Material clauses represent “a quantum of change…unfolding through distinct phases” (H & M, p.184). This unfolding necessarily has an outcome: “a change of some feature of one of the participants” (H & M, p.184). This outcome may be either creative or transformative.
In a creative type of clause, the Actor (in an intransitive clause) or the Goal (in a transitive clause) “is construed as being brought into existence as the process unfolds” (H & M, p.184):
- Intransitive (What happened?) – Icicles formed.
- Transitive (What did they do?) – They built a house.
In a transitive type of clause, the outcome is “the change of some aspect of an already existing Actor (intransitive) or Goal (transitive)” (H & M, p.185):
- Intransitive (What happened to it?) – The icicles melted.
- (What did he do?) – He ran away.
- Transitive (What happened to it?) – The sun melted the icicles.
- (What did they do to him?) – They chased him away.
The outcome of the transformation is an (1) elaboration, (2) extension or (3) enhancement of the Actor or Goal. For examples, see here.
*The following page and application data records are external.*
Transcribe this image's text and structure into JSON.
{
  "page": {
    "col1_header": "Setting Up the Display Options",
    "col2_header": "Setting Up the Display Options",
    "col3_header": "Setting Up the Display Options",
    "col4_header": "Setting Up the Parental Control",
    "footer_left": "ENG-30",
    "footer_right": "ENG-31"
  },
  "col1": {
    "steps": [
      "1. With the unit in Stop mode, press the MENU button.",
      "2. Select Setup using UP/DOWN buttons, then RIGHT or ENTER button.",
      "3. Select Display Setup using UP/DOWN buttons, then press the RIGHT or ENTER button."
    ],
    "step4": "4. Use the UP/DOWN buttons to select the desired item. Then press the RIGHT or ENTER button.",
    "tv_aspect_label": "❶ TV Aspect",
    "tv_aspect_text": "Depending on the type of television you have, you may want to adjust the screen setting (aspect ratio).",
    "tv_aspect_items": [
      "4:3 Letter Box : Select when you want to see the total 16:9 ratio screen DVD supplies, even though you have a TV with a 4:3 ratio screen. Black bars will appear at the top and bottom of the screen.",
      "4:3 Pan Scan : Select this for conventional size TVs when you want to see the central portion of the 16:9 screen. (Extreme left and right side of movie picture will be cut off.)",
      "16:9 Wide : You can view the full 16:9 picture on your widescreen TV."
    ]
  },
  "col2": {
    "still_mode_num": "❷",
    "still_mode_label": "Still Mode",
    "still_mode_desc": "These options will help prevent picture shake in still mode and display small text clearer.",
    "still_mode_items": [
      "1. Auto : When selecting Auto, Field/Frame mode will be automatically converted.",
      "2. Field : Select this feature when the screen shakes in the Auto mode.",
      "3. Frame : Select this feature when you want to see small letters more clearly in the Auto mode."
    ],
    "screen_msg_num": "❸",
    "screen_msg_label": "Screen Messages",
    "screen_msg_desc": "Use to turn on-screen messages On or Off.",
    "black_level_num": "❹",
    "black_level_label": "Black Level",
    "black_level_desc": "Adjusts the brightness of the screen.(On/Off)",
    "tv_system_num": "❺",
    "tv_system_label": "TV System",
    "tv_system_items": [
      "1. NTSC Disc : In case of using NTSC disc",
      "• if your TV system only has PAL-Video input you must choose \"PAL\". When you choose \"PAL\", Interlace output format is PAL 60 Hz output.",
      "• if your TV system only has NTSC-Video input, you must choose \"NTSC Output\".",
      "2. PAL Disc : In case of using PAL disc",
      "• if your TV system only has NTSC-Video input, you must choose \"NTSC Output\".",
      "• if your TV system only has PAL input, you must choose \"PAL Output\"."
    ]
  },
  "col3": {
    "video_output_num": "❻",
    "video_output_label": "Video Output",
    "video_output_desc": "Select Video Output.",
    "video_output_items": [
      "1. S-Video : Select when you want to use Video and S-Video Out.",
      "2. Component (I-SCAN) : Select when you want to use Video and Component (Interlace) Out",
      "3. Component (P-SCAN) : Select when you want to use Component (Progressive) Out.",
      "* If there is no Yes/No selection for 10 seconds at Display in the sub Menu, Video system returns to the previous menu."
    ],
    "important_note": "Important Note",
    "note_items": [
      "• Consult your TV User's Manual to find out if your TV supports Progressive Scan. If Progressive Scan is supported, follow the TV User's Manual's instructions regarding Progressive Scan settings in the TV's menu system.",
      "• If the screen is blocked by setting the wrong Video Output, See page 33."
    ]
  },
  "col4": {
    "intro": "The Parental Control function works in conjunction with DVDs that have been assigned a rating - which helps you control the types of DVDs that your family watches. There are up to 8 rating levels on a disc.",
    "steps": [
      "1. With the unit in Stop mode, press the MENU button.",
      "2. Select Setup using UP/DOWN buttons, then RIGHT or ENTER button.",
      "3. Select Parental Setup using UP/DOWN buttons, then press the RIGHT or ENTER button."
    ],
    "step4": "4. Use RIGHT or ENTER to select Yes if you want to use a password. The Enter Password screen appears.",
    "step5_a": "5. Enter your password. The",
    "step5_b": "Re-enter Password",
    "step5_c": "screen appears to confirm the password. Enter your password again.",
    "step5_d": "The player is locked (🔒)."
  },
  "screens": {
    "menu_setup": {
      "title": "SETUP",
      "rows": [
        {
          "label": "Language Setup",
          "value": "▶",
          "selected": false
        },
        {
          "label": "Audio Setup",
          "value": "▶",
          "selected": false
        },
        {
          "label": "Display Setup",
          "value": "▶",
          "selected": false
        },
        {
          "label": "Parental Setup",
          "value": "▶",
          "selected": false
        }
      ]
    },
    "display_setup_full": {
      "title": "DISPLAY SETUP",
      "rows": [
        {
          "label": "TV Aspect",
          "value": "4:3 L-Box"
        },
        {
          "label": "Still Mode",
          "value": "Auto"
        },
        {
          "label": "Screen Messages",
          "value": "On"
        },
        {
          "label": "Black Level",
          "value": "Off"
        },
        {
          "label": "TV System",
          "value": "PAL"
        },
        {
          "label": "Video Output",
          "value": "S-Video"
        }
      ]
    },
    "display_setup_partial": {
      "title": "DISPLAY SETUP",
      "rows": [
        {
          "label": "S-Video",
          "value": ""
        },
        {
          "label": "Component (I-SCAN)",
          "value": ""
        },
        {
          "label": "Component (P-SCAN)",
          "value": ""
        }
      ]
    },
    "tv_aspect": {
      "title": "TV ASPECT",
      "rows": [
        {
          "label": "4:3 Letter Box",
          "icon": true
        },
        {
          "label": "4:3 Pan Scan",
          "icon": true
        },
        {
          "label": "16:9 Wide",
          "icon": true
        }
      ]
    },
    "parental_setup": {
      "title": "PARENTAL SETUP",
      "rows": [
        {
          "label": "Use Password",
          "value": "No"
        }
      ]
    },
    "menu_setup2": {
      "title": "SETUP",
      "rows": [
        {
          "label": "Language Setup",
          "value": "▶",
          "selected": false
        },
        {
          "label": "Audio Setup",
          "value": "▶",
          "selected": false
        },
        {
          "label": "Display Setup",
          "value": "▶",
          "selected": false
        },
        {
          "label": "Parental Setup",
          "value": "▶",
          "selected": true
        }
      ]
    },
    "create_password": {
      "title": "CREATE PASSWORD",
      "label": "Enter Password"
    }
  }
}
As for EFL, I think this creative/transformative distinction could also help make the whole transitive/intransitive a bit clearer for students by focusing not just on the process (for example, by having a long list of tansitive and intransitive verbs) but also demonstrating the function of the Actor and the Goal in the unfolding of the clause.